Tim Crippin sent us these photos he took at Medford, Oregon June 17, 2019 of air tankers working the Lumgrey Fire on the Klamath National Forest in Northern California.
The Country Fire Authority recently released some excellent photos of aircraft that are fighting bushfires in Victoria, Australia.
In addition to the Canadian air tankers being assigned to Alaska (seven recently that we know of) there are three air tankers under contract with the U.S. Forest Service in the state, according to information we received from today from Jennifer Jones, a spokesperson for the agency:
Thanks and a tip of the hat go out to Mike and John.
Typos or errors, report them HERE.
Because of the recent high fire danger, additional resources, including three air tankers and 16 smokejumpers, have arrived in Alaska to bolster the aircraft fleet and jumpers already in place. These photos were taken and portions of the captions were written by Sam Harrel of the Bureau of Land Management/Alaska Fire Service.
Jeff Zimmerman took this photo of Aero Flite’s Tanker 160, an Avro RJ85 which was converted into an air tanker by Conair. It was shot during the grid test at Fox Field in southern California December 13, 2013. More photos and a video of Tanker 160 at the grid test can be found HERE. The test involves dropping retardant over a grid of hundreds of cups, intended to measure the volume and consistency of the pattern when it hits the ground.
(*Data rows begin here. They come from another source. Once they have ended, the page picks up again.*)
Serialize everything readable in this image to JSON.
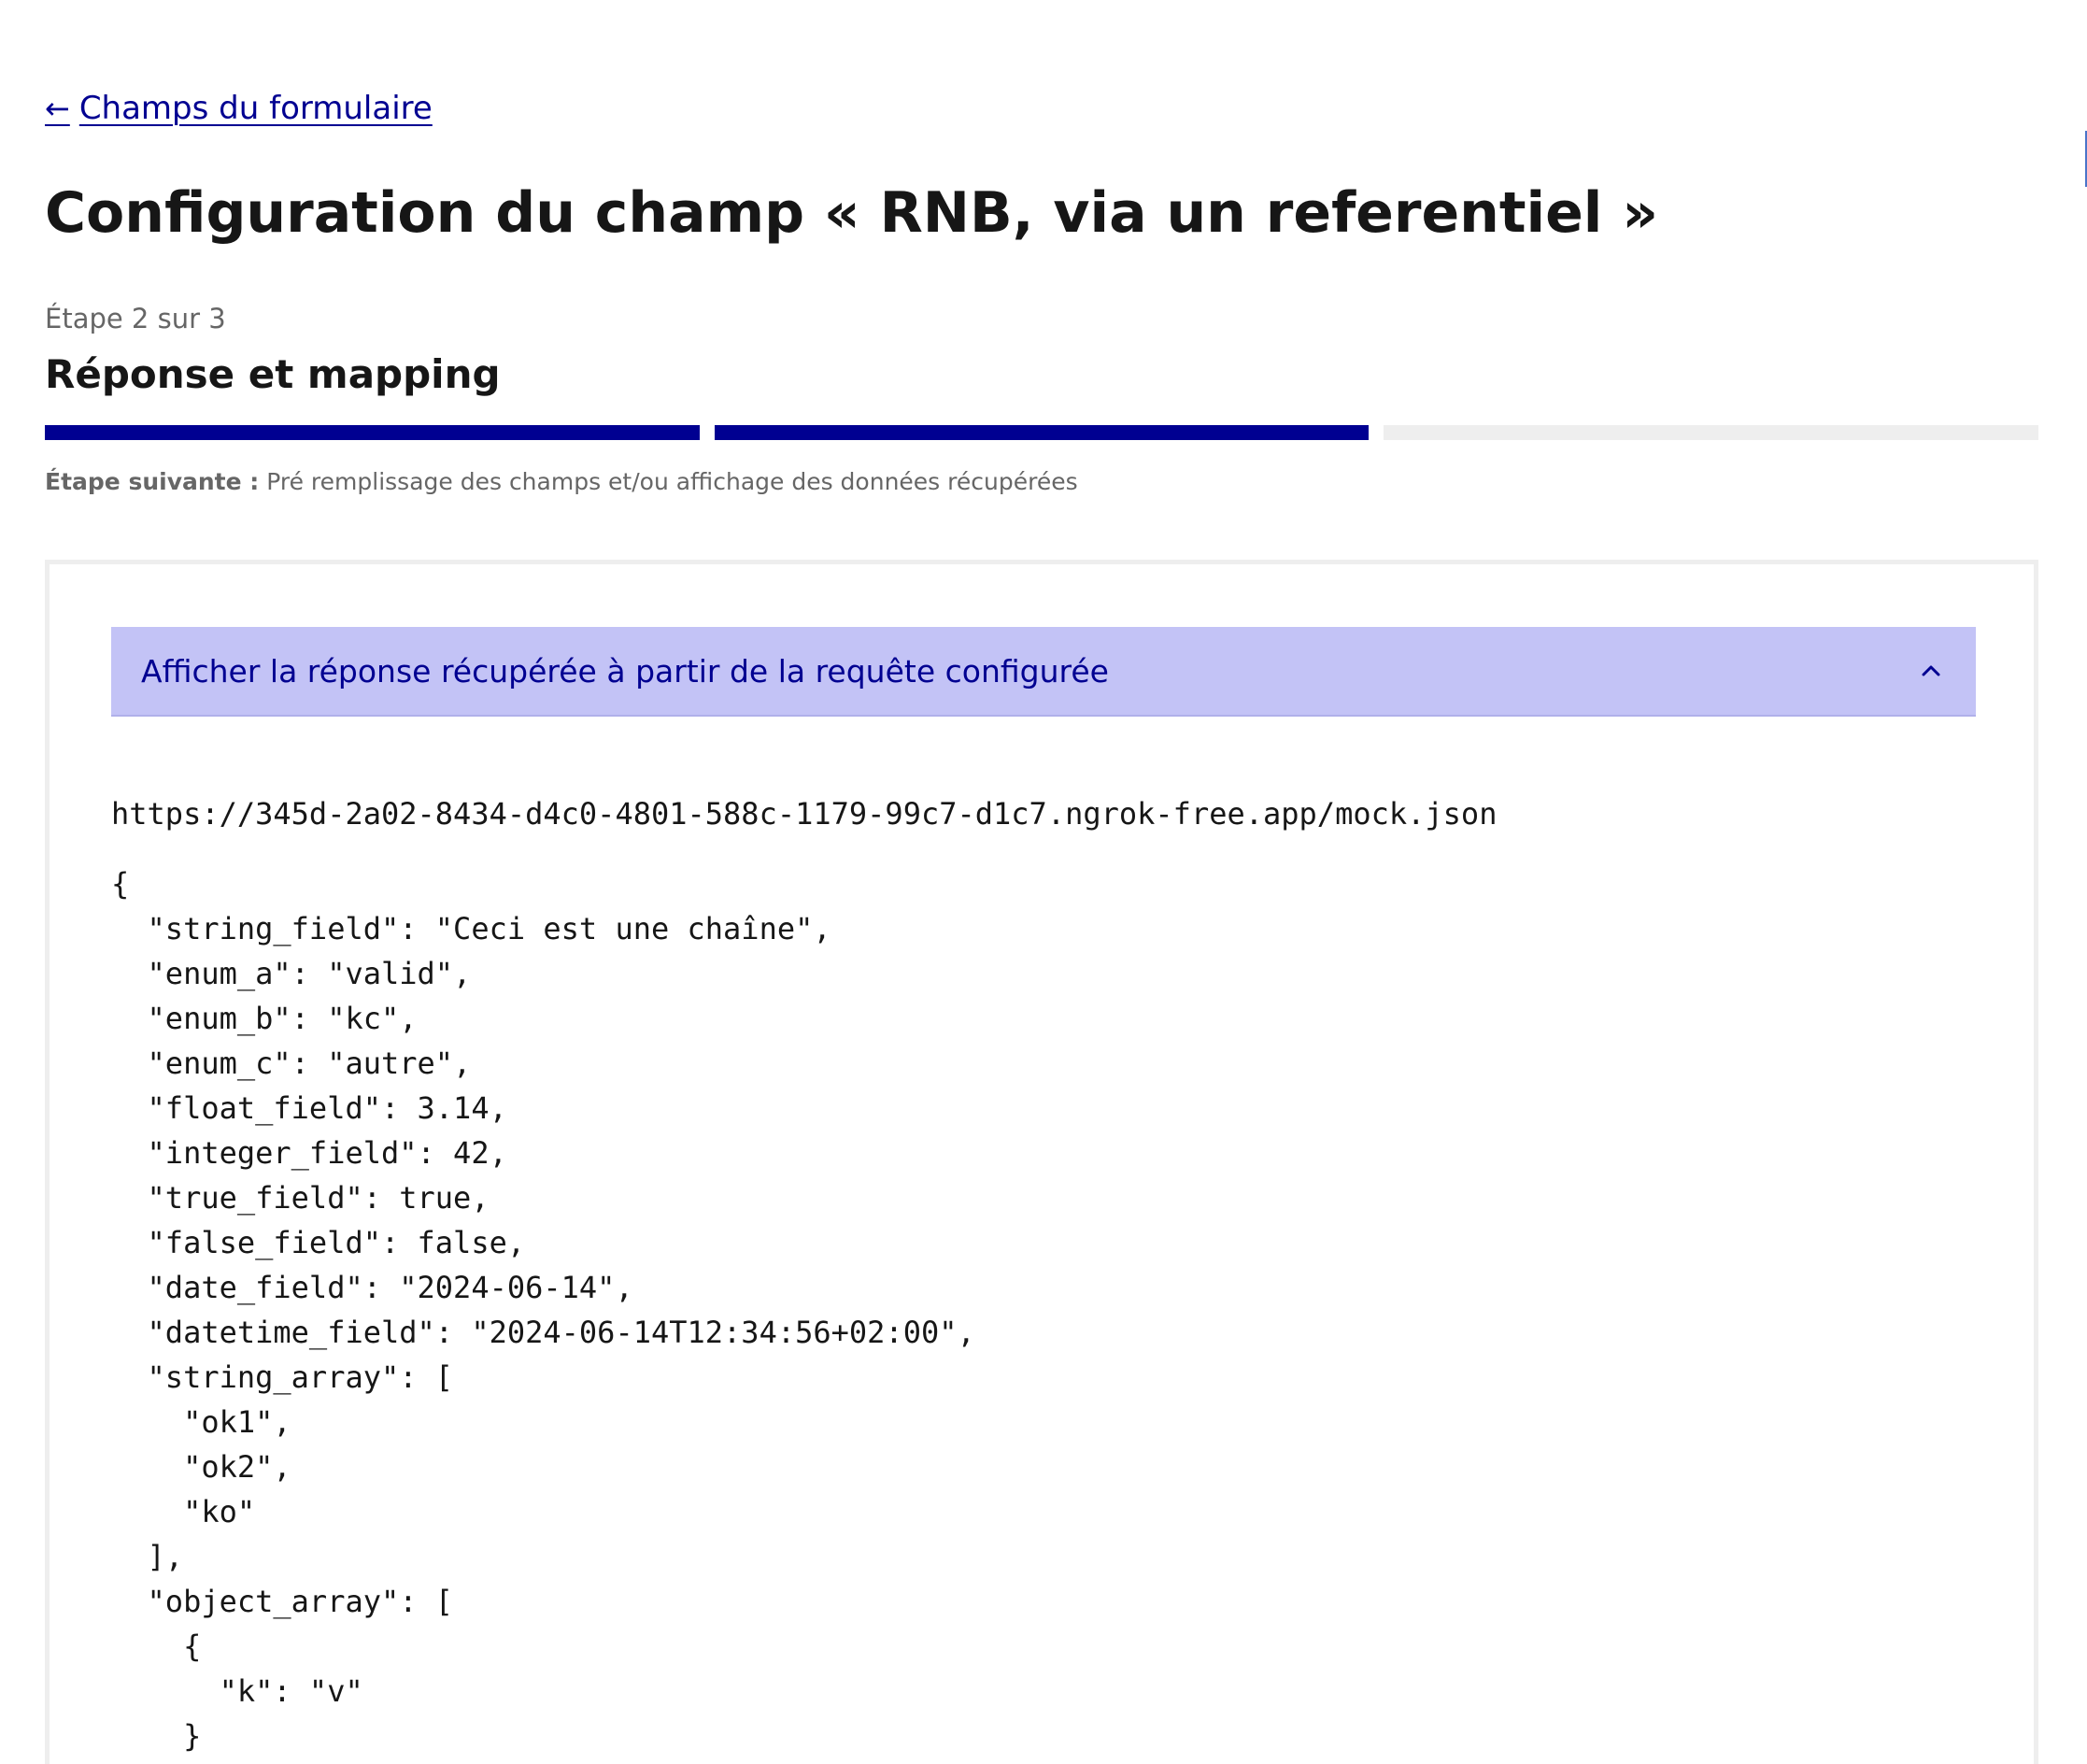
{
  "nav": {
    "back_arrow": "←",
    "back_label": "Champs du formulaire"
  },
  "header": {
    "title": "Configuration du champ « RNB, via un referentiel »"
  },
  "stepper": {
    "step_count": "Étape 2 sur 3",
    "step_title": "Réponse et mapping",
    "current_step": 2,
    "total_steps": 3,
    "next_step_label": "Étape suivante :",
    "next_step_text": "Pré remplissage des champs et/ou affichage des données récupérées"
  },
  "accordion": {
    "title": "Afficher la réponse récupérée à partir de la requête configurée",
    "icon": "chevron-up-icon",
    "expanded": true
  },
  "response": {
    "url": "https://345d-2a02-8434-d4c0-4801-588c-1179-99c7-d1c7.ngrok-free.app/mock.json",
    "json_lines": [
      "{",
      "  \"string_field\": \"Ceci est une chaîne\",",
      "  \"enum_a\": \"valid\",",
      "  \"enum_b\": \"kc\",",
      "  \"enum_c\": \"autre\",",
      "  \"float_field\": 3.14,",
      "  \"integer_field\": 42,",
      "  \"true_field\": true,",
      "  \"false_field\": false,",
      "  \"date_field\": \"2024-06-14\",",
      "  \"datetime_field\": \"2024-06-14T12:34:56+02:00\",",
      "  \"string_array\": [",
      "    \"ok1\",",
      "    \"ok2\",",
      "    \"ko\"",
      "  ],",
      "  \"object_array\": [",
      "    {",
      "      \"k\": \"v\"",
      "    }"
    ]
  },
  "colors": {
    "primary": "#000091",
    "accordion_bg": "#c3c3f6",
    "muted_text": "#666666",
    "border": "#eeeeee"
  }
}
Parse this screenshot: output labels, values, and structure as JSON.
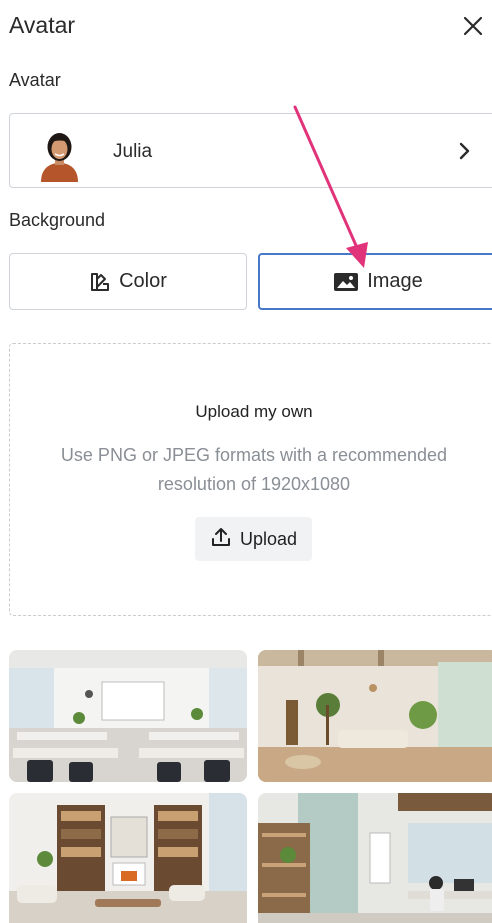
{
  "panel": {
    "title": "Avatar"
  },
  "avatar": {
    "section_label": "Avatar",
    "name": "Julia"
  },
  "background": {
    "section_label": "Background",
    "options": [
      {
        "label": "Color",
        "icon": "palette-icon"
      },
      {
        "label": "Image",
        "icon": "image-icon",
        "selected": true
      }
    ]
  },
  "upload": {
    "title": "Upload my own",
    "description": "Use PNG or JPEG formats with a recommended resolution of 1920x1080",
    "button_label": "Upload"
  },
  "colors": {
    "accent": "#4a78c9",
    "annotation_arrow": "#e0337a",
    "muted_text": "#8a8f96"
  }
}
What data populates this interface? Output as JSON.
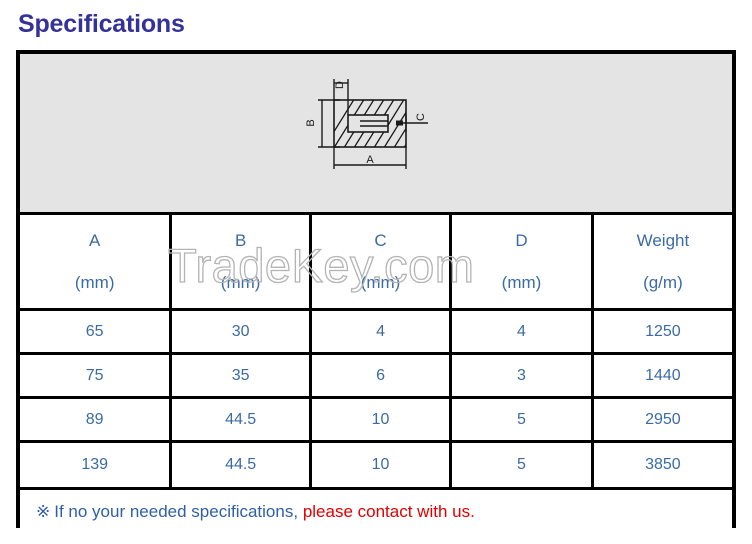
{
  "title": "Specifications",
  "diagram": {
    "name": "profile-cross-section-drawing",
    "labels": {
      "a": "A",
      "b": "B",
      "c": "C",
      "d": "D"
    }
  },
  "table": {
    "headers": [
      {
        "symbol": "A",
        "unit": "(mm)"
      },
      {
        "symbol": "B",
        "unit": "(mm)"
      },
      {
        "symbol": "C",
        "unit": "(mm)"
      },
      {
        "symbol": "D",
        "unit": "(mm)"
      },
      {
        "symbol": "Weight",
        "unit": "(g/m)"
      }
    ],
    "rows": [
      {
        "a": "65",
        "b": "30",
        "c": "4",
        "d": "4",
        "weight": "1250"
      },
      {
        "a": "75",
        "b": "35",
        "c": "6",
        "d": "3",
        "weight": "1440"
      },
      {
        "a": "89",
        "b": "44.5",
        "c": "10",
        "d": "5",
        "weight": "2950"
      },
      {
        "a": "139",
        "b": "44.5",
        "c": "10",
        "d": "5",
        "weight": "3850"
      }
    ]
  },
  "note": {
    "mark": "※",
    "text_blue": "If no your needed specifications,",
    "text_red": "please contact with us."
  },
  "watermark": {
    "text": "TradeKey.com"
  },
  "colors": {
    "title": "#35319a",
    "table_text": "#3b6ba5",
    "note_blue": "#2f5fa8",
    "note_red": "#e00000",
    "border": "#000000",
    "diagram_bg": "#e4e4e4",
    "watermark": "#b4b4b4"
  }
}
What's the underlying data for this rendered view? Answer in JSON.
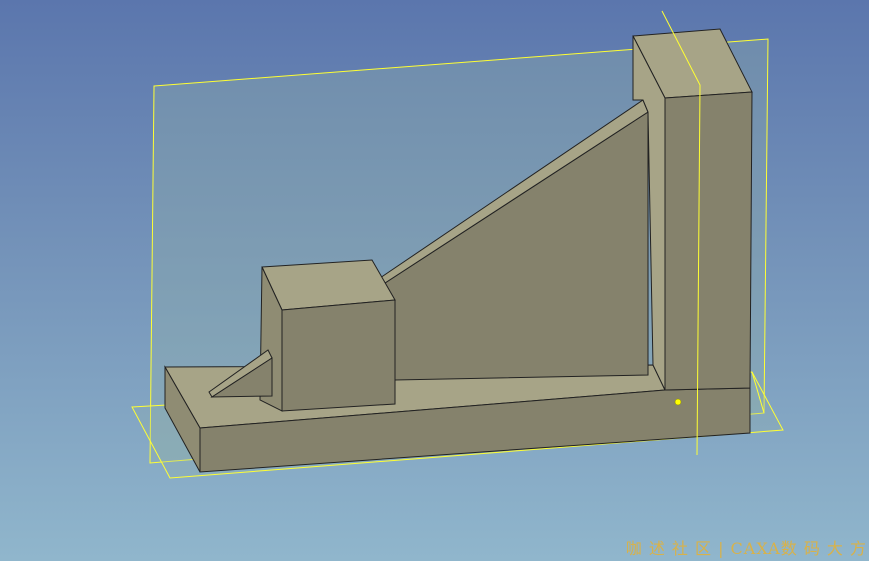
{
  "viewport": {
    "background_top": "#5b76ad",
    "background_bottom": "#90b6cc"
  },
  "model": {
    "face_light": "#a7a487",
    "face_mid": "#8f8c73",
    "face_dark": "#85826c",
    "edge_color": "#222222"
  },
  "planes": {
    "outline_color": "#ffff33",
    "fill_color": "#8fb0a8"
  },
  "selection_point": {
    "icon": "yellow-dot-marker",
    "color": "#ffff00"
  },
  "watermark": {
    "text": "咖 述 社 区 | CAXA数 码 大 方",
    "color": "#d8b24a"
  }
}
Last year Aero-Flite received a contract for two Avro RJ85 air tankers from the U.S. Forest Service as part of the agency’s next-generation air tanker program.
You can see more of Jeff’s photography at his site. Thanks Jeff.
Erickson Aero Tanker’s T-101, an MD-87, went through the same tests last week.
On December 11 Aero Flite’s Tanker 160 began a series of retardant drop tests for their Avro RJ85 at Fox Field in southern California. The aircraft, converted into an air tanker by Conair, was expected to perform 20 to 25 drops over a two or three day period. The process involves dropping retardant over a grid of thousands of cups, intended to measure the volume and consistency of the pattern when it hits the ground. The Interagency AirTanker Board requires passing this and other certifications before an aircraft can be “carded” as a federal air tanker, which makes it eligible for a contract to fight fires. Both paid and inmate fire crews were on hand at Fox Field to assist with the set-up of the grid and the collection of the cups after each drop.
Randy Johnson uploaded this video:
Tanker 160, an RJ85 which is similar to a BAe-146, is being converted by Conair for Aero Flite, which received a contract June 7 for two RJ85s. The aircraft were not ready and missed the contractual start date a couple of months later. The U.S. Forest Service then issued “cure notices” to Aero Flite and two other companies that received the next generation contracts for five air tankers, none of which met the required start date. Aero Flite responded saying the aircraft would be available between April and June, 2014. Later in a justification for awarding a sole source contract to Neptune for two BAe-146 air tankers, the USFS wrote they were “not confident that five of the seven contracted NextGen airtankers will be available to fight fires in 2014″.
Thanks go out to the Los Angeles County Fire Department which took these photos.
Thanks and a hat tip go out to John